Only lines with the word "逻辑驱动器" are needed; collect each of them from the listing below.
----------
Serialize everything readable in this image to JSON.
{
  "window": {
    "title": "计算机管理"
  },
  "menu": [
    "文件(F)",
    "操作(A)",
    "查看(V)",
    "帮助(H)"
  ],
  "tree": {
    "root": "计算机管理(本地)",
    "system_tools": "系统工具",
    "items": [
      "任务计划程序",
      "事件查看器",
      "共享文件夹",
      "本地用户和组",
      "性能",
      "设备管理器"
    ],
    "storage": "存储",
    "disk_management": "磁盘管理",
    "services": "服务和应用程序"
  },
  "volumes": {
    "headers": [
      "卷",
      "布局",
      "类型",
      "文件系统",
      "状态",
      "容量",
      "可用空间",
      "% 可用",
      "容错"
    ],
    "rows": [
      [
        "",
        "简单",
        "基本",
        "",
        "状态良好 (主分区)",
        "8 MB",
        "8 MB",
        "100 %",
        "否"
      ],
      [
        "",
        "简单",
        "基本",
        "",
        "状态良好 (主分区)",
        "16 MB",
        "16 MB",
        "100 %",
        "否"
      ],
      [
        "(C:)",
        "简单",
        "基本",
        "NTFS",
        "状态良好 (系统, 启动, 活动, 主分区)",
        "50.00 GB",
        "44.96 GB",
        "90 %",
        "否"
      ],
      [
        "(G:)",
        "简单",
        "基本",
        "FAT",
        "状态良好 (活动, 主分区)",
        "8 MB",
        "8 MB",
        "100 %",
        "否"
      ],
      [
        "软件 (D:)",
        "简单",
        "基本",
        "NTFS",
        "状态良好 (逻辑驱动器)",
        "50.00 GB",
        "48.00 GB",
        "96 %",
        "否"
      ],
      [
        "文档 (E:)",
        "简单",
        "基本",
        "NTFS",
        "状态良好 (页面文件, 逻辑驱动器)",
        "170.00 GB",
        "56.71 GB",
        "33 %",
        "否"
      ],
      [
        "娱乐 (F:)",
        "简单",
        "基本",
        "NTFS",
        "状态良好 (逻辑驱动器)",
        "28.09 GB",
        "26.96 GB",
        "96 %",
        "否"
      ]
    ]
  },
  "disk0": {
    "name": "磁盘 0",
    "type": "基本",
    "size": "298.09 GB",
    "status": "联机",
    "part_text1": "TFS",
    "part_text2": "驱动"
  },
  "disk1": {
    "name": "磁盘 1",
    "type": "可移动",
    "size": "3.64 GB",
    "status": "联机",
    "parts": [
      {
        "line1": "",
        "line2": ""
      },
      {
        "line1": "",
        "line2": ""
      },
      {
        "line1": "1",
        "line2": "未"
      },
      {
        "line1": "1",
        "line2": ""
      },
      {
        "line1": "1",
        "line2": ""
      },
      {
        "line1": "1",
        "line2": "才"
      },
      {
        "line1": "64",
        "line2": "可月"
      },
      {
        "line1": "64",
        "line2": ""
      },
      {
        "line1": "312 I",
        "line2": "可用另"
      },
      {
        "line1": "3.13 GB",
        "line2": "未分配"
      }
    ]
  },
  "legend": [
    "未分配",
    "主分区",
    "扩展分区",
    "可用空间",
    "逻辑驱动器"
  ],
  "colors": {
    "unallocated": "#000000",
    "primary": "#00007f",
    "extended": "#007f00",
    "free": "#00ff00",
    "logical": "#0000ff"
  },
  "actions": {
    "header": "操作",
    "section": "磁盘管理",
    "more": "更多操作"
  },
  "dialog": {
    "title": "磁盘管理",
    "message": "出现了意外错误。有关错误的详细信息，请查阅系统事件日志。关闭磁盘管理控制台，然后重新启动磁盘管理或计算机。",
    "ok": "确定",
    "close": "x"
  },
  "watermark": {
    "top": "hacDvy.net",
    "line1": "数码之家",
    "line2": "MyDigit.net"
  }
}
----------
▸ **TASK RESPONSE**
        "状态良好 (逻辑驱动器)",
        "状态良好 (页面文件, 逻辑驱动器)",
        "状态良好 (逻辑驱动器)",
    "逻辑驱动器"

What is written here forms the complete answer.